In July 2015, Hinkie dealt the rights to Arturas Gudaitis and Luka Mitrovic to Sacramento for Nik Stauskas, Carl Landry and Jason Thompson. More importantly, the Sixers also got the rights to swap first-round picks in the 2016 and 2017 NBA drafts and an unprotected first-rounder in 2019.

The Kings made moves to recoup some of those lost assets at this season's trade deadline when they shipped star big man DeMarcus Cousins and Omri Casspi for 2016 No. 6 overall pick Buddy Hield along with veterans Tyreke Evans and Langston Galloway and a 2017 second-round pick.

"But I believe we are going to be in a better position in two years," Divac said to the Sacramento Bee. "I want to hear again from these same people in two years. If I'm right, great. If I'm wrong, I'll step down. But if I go down, I'm going down my way."

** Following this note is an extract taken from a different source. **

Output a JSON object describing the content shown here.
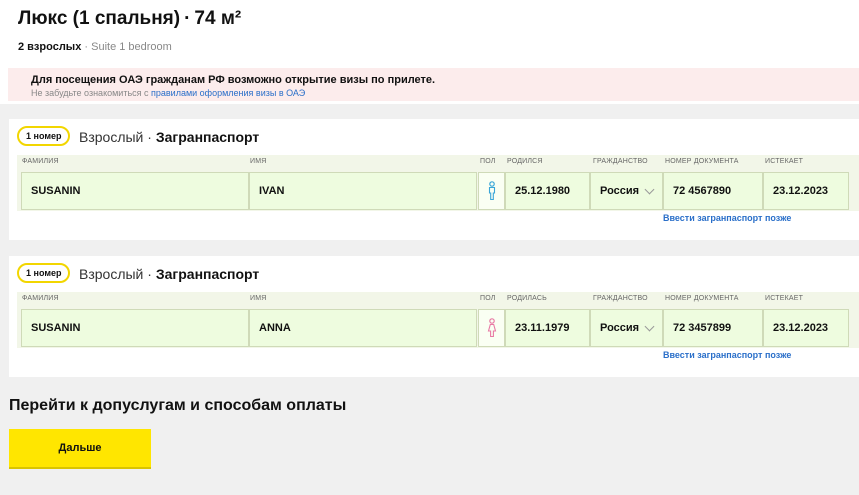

Hinkie went down in Philadelphia on his own terms, too. Now his terms may involve working with Divac -- or even taking over his job.

Just remember, Vlade, trust the process.

Sixers recall center Tiago Splitter from D-League

Sixers recall center Tiago Splitter from D-League

The Sixers added some much-needed frontcourt depth Monday, recalling veteran center Tiago Splitter from the D-League.

Splitter, 32, averaged 6.5 points and 5.5 rebounds in two games with the Delaware 87ers. It was his first game action since Jan. 31, 2016. He's missed significant time with a calf injury.

The Sixers acquired Splitter from the Atlanta Hawks on Feb. 22 in the Ersan Ilyasova trade. They could use his presence in the paint defensively with Joel Embiid out for the season, Nerlens Noel in Dallas and Jahlil Okafor missing games with knee soreness. 

Richaun Holmes has started with Okafor out, and when he comes out he's been replaced by 6-foot-9 Shawn Long. (Long has had three solid games in a row, averaging 15.3 points and 7.7 rebounds against the Thunder, Bulls and Pacers.)

Sixers head coach Brett Brown is a fan of the little things Splitter can provide.

"I think that his fitness most stood out as the negative," Brown said last week. "I think the physicality that he does and what he does well -- he is an elite screen-setter, he is an elite roller, he's an elite passer -- you see hints of that again. But the fact does remain he hasn't played in 13 months."